While in medical school and actively engaged in medical research, DeBakey invented the roller pump, later to become a major component of the heart-lung machine used in open-heart surgery. He is also credited with inventing and perfecting other medical devices, techniques, and procedures that have saved countless lives and led to health hearts for millions throughout the world.
DeBakey volunteered for military service during World War II, and was subsequently named director of the Surgical Consultants' Division of the U.S. Surgeon General's office. His work in that office led to the development of mobile army surgical hospital (MASH units). He later helped establish the specialized medical and surgical center system for treating military personnel returning from war, subsequently the Veteran's Administration Medical Center System.
Over the years, DeBakey has earned an impressive reputation as an international medical statesman. He has served as an advisor to nearly every United States president for the past 50 years, as well as to heads of state throughout the world. DeBakey's efforts helped establish the National Library of Medicine, which is now the world's largest and most prestigious repository of medical archives. More recently, his 1996 trip to Russia to consult on the surgery of Russian president Boris Yeltsin was reported by every major news medial outlet around the world.
This prolific surgeon and humanitarian has performed more than 60,000 cardiovascular procedures and has trained thousands of surgeons who practice around the world. In 1976, his students founded the Michael E. DeBakey International Surgical Society. His name is affixed to a number of organizations, centers for learning, and projects devoted to medical education and health education for the general public.
DeBakey has received numerous honorary degrees from prestigious colleges and universities, as well as innumerable awards from educational institutions, professional and civic organizations, and governments worldwide. In 1969, he received the highest honor a United States citizen can receive - the Presidential Medal of Freedom with Distinction. In 1987, President Ronald Reagan awarded the National Medal of Science to DeBakey.
As he celebrated his 90th birthday and his 50th year with Baylor College of Medicine and The Methodist Hospital, the world recognized DeBakey’s contributions to medicine. He was seen by millions of television viewers performing a surgery with Dr. George Noon on NBC’s "Today" show, and was interviewed afterwards by host Matt Lauer. In 1999, DeBakey was one of eight individuals chosen to commemorate the United Nations’ International Day for Tolerance and received the presitigious UN Lifetime Achievement Award. A year later DeBakey was similarly recognized by the U. S. Library of Congress, which designated him a Living Legend.

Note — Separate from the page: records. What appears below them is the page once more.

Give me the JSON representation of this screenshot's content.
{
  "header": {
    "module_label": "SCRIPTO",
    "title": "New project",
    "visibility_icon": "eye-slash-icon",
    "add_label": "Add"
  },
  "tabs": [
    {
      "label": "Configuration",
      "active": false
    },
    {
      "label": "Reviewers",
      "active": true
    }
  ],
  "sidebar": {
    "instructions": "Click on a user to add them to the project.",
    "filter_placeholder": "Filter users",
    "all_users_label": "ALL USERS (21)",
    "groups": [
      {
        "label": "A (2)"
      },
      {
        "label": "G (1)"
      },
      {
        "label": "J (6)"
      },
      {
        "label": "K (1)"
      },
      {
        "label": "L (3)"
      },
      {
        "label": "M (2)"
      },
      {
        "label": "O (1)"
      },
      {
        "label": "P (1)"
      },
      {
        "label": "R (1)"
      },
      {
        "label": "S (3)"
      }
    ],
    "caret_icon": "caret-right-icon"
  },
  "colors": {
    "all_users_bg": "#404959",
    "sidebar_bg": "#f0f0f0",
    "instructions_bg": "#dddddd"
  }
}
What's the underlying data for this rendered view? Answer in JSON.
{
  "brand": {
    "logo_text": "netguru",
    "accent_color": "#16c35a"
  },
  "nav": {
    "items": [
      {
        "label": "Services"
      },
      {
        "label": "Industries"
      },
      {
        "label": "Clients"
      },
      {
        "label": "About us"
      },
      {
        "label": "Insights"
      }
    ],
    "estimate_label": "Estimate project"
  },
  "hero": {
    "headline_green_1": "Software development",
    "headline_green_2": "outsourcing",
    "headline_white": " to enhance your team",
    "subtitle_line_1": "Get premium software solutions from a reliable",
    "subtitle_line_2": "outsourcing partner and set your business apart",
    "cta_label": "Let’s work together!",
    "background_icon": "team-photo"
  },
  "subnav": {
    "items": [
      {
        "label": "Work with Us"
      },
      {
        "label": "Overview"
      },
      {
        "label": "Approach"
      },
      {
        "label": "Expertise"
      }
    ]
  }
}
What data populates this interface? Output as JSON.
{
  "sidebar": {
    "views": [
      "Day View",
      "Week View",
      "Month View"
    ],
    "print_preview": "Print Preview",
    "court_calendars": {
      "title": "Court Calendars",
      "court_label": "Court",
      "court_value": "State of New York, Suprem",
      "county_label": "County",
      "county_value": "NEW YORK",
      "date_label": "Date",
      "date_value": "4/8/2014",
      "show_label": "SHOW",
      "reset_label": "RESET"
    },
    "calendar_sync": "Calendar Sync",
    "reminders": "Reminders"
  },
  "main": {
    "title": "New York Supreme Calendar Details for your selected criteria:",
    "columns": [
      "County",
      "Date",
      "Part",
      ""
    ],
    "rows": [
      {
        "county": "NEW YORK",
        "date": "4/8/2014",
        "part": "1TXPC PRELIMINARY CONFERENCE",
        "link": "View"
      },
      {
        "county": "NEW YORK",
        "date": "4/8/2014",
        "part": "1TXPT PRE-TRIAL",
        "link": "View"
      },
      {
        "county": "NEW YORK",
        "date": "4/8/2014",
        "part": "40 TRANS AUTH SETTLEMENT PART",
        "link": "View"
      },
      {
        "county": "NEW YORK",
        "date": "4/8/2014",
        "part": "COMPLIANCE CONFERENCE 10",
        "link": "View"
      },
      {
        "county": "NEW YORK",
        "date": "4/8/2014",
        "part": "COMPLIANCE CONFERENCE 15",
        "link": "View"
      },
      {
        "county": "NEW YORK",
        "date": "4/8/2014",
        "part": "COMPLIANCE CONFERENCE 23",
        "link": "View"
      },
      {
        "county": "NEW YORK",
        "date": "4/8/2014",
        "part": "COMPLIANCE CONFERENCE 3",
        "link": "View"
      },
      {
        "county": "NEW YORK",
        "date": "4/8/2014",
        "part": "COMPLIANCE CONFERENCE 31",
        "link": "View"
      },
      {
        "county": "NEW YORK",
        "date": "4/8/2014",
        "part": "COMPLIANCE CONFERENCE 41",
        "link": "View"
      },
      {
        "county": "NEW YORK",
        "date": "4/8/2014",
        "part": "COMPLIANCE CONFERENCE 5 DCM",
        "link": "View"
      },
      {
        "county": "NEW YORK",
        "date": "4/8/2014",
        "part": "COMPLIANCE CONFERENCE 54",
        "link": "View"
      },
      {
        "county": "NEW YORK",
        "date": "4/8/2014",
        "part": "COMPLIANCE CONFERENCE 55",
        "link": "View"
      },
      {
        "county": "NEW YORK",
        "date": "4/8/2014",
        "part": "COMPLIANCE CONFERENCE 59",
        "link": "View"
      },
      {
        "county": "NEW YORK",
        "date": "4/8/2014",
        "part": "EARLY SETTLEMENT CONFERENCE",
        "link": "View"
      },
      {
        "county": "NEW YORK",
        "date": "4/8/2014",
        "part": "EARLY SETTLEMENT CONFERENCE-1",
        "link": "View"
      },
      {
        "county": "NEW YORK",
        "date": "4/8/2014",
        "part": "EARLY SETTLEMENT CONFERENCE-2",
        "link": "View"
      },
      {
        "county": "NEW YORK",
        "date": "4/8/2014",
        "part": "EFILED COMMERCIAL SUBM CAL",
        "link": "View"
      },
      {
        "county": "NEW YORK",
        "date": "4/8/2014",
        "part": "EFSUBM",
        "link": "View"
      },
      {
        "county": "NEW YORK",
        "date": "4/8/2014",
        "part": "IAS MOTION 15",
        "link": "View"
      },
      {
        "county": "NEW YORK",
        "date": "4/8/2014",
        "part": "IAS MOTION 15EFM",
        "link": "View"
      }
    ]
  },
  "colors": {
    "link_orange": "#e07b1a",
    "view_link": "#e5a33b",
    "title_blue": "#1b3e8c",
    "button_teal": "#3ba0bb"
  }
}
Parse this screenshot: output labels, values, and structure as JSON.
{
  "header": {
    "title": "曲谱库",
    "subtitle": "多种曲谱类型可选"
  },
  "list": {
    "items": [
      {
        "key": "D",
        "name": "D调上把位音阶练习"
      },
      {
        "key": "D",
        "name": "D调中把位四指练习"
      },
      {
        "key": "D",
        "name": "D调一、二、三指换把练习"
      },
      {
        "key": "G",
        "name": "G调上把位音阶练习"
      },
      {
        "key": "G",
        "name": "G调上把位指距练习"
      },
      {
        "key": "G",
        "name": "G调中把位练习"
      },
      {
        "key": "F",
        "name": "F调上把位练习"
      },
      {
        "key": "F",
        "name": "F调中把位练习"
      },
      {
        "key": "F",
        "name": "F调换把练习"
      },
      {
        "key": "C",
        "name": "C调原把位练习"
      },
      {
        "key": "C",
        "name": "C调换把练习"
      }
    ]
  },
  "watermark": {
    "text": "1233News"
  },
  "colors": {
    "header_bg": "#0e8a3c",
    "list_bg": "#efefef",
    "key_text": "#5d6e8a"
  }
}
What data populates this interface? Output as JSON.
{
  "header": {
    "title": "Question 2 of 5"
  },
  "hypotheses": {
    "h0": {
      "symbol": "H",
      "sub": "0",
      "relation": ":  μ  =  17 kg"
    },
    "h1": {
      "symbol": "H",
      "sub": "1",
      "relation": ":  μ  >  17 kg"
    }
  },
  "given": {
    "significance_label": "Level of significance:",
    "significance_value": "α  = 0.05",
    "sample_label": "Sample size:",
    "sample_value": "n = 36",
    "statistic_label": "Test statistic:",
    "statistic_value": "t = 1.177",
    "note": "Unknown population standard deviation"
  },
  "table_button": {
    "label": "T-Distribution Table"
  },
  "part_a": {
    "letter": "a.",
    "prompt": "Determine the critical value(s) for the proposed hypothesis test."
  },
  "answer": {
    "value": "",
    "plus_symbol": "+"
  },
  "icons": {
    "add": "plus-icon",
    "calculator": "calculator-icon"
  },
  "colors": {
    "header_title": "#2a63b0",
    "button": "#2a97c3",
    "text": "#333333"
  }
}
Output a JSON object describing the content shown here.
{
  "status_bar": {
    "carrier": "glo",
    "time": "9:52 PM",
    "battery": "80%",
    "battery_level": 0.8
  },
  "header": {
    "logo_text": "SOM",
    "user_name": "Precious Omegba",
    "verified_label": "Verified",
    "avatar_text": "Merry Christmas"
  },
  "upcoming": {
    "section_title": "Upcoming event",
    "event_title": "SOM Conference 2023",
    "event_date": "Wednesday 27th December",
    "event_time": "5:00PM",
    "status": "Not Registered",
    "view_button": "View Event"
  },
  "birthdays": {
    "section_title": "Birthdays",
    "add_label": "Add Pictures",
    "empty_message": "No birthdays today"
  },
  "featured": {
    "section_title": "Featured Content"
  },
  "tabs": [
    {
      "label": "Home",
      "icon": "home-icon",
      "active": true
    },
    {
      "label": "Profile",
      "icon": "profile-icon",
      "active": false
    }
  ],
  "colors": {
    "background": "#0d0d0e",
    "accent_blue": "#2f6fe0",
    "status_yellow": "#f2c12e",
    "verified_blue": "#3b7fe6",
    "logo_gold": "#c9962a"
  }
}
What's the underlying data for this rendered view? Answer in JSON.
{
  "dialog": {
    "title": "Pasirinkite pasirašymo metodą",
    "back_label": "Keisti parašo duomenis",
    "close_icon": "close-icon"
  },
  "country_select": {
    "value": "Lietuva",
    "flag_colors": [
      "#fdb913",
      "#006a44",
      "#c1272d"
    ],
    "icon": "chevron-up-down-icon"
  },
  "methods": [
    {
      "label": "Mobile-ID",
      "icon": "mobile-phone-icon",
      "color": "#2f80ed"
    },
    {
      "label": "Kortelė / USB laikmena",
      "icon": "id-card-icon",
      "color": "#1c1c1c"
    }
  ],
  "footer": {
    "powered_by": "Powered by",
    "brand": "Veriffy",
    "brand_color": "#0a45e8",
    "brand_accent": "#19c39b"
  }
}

In 1978, a 300-lb bronze bust of DeBakey, commissioned by King Leopold and Princess Liliane of Belgium, was unveiled. At the unveiling, the Princess said, "He has provided national and international leadership in fighting cardiovascular disease, and this bust will be a symbol of hope and encouragement to all who come here. The bust stands in the lobby of The Methodist Hospital in Houston, Texas. But, always nearby is Dr. DeBakey himself, also a symbol of hope and encouragement, and a true living legend.